Given the saturated world hamburger market, McDonald's headquarters in Chicago had decided to launch a "diversification" strategy to foster new ideas and concepts worldwide. Urs Hammer, McDonald's Switzerland long-time CEO, proposed a foray into the hotel business building on McDonald's image of cleanliness and fast, friendly service. With McDonald's strong global brand recognition and the transferable competencies from restaurant to hospitality, Hammer was convinced the project would be a success.

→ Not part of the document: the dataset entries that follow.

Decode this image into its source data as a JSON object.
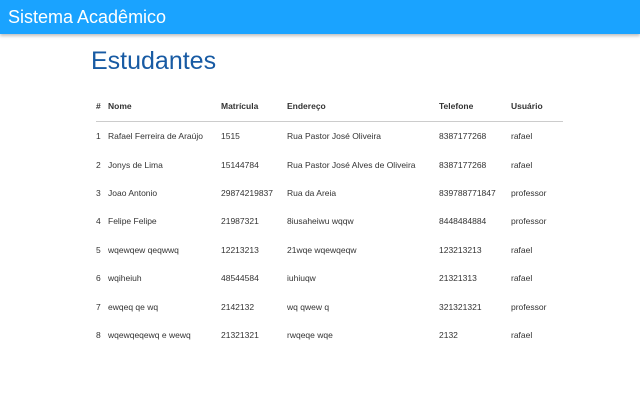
{
  "app": {
    "title": "Sistema Acadêmico"
  },
  "page": {
    "title": "Estudantes"
  },
  "table": {
    "headers": [
      "#",
      "Nome",
      "Matrícula",
      "Endereço",
      "Telefone",
      "Usuário"
    ],
    "rows": [
      [
        "1",
        "Rafael Ferreira de Araújo",
        "1515",
        "Rua Pastor José Oliveira",
        "8387177268",
        "rafael"
      ],
      [
        "2",
        "Jonys de Lima",
        "15144784",
        "Rua Pastor José Alves de Oliveira",
        "8387177268",
        "rafael"
      ],
      [
        "3",
        "Joao Antonio",
        "29874219837",
        "Rua da Areia",
        "839788771847",
        "professor"
      ],
      [
        "4",
        "Felipe Felipe",
        "21987321",
        "8iusaheiwu wqqw",
        "8448484884",
        "professor"
      ],
      [
        "5",
        "wqewqew qeqwwq",
        "12213213",
        "21wqe wqewqeqw",
        "123213213",
        "rafael"
      ],
      [
        "6",
        "wqiheiuh",
        "48544584",
        "iuhiuqw",
        "21321313",
        "rafael"
      ],
      [
        "7",
        "ewqeq qe wq",
        "2142132",
        "wq qwew q",
        "321321321",
        "professor"
      ],
      [
        "8",
        "wqewqeqewq e wewq",
        "21321321",
        "rwqeqe wqe",
        "2132",
        "rafael"
      ]
    ]
  },
  "colors": {
    "appbar": "#1aa3ff",
    "title": "#175aa3"
  }
}
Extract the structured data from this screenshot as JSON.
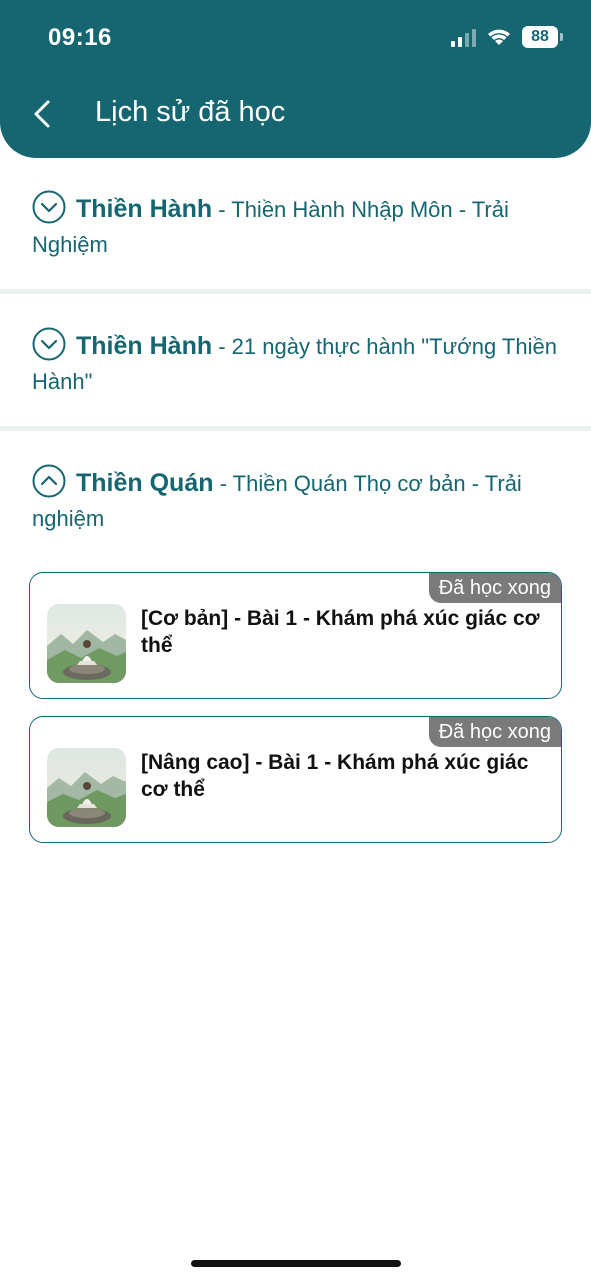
{
  "status_bar": {
    "time": "09:16",
    "battery": "88"
  },
  "header": {
    "title": "Lịch sử đã học"
  },
  "sections": [
    {
      "course": "Thiền Hành",
      "desc": " - Thiền Hành Nhập Môn - Trải Nghiệm",
      "expanded": false
    },
    {
      "course": "Thiền Hành",
      "desc": " - 21 ngày thực hành \"Tướng Thiền Hành\"",
      "expanded": false
    },
    {
      "course": "Thiền Quán",
      "desc": " - Thiền Quán Thọ cơ bản - Trải nghiệm",
      "expanded": true
    }
  ],
  "lessons": [
    {
      "title": "[Cơ bản] - Bài 1 - Khám phá xúc giác cơ thể",
      "status": "Đã học xong"
    },
    {
      "title": "[Nâng cao] - Bài 1 - Khám phá xúc giác cơ thể",
      "status": "Đã học xong"
    }
  ],
  "colors": {
    "primary": "#156670",
    "badge": "#7a7a7a",
    "divider": "#e8f0f0"
  }
}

The hotel market in Zurich was booming with multiple building projects under way. The growth was happening so rapidly, in fact, that analysts predicted overcapacity in the very near future. In a fiercely competitive hotel market, Golden Arch Hotels was faced with the challenge of how to profitably target the key customer segments: travel groups, business travelers, and frequent travelers (FITs). With only two locations in one highly competitive country, how well is Golden Arch positioned in Switzerland, and how can the model be expanded and launched throughout the world?

Global Marketing Service Marketing Marketing Strategy Segmenting Positioning and Branding Pricing and Profit Calculation The case shows how a global market leader in the fast-food restaurant business enters the hotel market with mixed success. The case illustrates the importance of how the different aspects of a service business have to be aligned in order to be successful (i.e., positioning, branding, segmenting, pricing, market entry, global marketing). The financial figures provided in the case indicate that not all alternative strategies are viable.


16 pages